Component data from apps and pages
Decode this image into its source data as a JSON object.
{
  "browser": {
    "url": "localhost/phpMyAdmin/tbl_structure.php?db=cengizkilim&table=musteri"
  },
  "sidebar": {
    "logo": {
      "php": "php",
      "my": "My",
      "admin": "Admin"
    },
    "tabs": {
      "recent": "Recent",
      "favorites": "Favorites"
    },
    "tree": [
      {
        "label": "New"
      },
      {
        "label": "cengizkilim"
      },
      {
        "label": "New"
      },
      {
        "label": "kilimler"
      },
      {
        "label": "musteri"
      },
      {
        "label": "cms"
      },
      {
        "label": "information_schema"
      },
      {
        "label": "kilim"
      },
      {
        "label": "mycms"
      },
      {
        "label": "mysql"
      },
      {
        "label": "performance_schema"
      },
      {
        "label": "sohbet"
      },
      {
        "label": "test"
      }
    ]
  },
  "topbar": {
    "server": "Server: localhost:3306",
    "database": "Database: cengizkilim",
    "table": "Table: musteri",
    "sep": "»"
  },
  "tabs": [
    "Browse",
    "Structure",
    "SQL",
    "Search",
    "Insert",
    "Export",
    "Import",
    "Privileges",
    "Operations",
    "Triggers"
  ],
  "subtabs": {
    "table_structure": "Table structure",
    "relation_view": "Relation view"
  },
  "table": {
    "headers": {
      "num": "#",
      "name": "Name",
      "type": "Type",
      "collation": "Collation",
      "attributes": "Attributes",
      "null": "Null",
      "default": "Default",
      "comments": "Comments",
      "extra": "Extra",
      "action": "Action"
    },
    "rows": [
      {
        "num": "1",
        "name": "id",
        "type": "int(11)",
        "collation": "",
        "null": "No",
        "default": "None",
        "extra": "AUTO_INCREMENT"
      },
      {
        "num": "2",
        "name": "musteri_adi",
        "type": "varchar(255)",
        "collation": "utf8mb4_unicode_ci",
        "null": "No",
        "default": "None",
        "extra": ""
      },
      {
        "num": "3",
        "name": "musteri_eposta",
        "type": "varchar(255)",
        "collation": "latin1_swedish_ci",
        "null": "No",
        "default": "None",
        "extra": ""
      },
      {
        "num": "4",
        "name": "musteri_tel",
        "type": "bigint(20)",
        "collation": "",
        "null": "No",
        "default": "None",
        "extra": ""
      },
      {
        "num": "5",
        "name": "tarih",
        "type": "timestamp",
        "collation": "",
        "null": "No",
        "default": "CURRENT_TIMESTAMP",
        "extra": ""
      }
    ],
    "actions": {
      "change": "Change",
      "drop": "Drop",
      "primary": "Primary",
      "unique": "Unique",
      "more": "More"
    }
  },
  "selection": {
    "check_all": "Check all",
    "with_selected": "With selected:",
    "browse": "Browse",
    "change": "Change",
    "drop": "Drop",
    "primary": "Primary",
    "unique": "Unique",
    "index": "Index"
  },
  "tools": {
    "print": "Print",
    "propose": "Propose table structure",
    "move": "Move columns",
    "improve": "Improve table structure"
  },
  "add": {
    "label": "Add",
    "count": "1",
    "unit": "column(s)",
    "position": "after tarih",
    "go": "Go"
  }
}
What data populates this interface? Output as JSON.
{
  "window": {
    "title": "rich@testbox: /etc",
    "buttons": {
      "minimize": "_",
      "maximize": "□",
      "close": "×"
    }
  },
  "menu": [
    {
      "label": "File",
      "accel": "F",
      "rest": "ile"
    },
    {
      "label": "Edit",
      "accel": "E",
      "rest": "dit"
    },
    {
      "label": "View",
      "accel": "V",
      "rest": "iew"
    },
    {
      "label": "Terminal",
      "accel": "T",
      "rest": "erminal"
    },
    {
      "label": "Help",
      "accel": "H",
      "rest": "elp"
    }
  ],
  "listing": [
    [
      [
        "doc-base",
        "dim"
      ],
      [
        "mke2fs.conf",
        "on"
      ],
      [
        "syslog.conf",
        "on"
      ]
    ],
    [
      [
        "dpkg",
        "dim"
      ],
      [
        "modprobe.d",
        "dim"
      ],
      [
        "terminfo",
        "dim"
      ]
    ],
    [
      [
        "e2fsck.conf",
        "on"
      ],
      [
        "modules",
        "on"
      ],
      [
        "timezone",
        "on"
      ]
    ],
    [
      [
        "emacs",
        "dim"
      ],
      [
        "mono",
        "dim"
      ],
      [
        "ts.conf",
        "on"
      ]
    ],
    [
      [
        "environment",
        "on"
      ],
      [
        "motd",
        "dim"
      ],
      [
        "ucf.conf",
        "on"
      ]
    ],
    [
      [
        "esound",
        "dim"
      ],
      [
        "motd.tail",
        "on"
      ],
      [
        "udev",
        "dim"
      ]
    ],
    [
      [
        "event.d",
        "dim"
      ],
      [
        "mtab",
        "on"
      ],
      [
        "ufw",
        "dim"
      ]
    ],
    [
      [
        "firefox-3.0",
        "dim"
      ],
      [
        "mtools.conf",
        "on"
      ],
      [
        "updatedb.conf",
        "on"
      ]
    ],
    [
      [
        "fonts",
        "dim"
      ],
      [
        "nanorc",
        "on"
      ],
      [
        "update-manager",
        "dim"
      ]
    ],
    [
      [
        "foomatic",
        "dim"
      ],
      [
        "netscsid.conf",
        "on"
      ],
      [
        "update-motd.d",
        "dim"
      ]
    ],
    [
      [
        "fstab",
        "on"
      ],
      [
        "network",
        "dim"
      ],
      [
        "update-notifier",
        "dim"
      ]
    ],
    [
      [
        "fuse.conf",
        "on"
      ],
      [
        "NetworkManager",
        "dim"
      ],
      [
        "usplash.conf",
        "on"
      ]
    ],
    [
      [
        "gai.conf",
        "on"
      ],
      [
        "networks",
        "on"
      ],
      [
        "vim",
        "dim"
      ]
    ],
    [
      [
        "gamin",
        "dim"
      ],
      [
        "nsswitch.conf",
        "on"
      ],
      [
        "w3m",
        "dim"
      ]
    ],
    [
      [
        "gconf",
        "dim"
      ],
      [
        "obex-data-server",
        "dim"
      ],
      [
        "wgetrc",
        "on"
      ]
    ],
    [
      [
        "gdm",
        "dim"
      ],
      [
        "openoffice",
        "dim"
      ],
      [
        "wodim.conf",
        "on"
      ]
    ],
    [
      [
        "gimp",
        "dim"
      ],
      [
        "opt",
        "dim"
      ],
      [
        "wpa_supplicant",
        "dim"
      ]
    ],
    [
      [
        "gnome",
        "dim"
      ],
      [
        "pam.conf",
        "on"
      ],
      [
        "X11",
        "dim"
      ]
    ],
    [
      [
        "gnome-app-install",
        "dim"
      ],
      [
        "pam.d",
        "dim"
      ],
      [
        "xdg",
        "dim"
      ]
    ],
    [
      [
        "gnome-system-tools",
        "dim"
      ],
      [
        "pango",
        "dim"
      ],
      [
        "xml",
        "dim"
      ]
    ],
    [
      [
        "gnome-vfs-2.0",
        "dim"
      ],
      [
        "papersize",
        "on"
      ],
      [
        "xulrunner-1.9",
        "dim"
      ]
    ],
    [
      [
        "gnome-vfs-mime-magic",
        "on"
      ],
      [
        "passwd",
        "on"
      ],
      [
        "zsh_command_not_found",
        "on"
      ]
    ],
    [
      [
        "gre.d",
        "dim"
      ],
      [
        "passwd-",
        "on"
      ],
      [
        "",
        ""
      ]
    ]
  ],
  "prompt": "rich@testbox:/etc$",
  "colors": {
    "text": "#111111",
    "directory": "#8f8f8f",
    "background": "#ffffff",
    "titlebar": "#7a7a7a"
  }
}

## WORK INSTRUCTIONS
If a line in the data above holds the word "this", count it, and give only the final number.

## TASK RESULT
2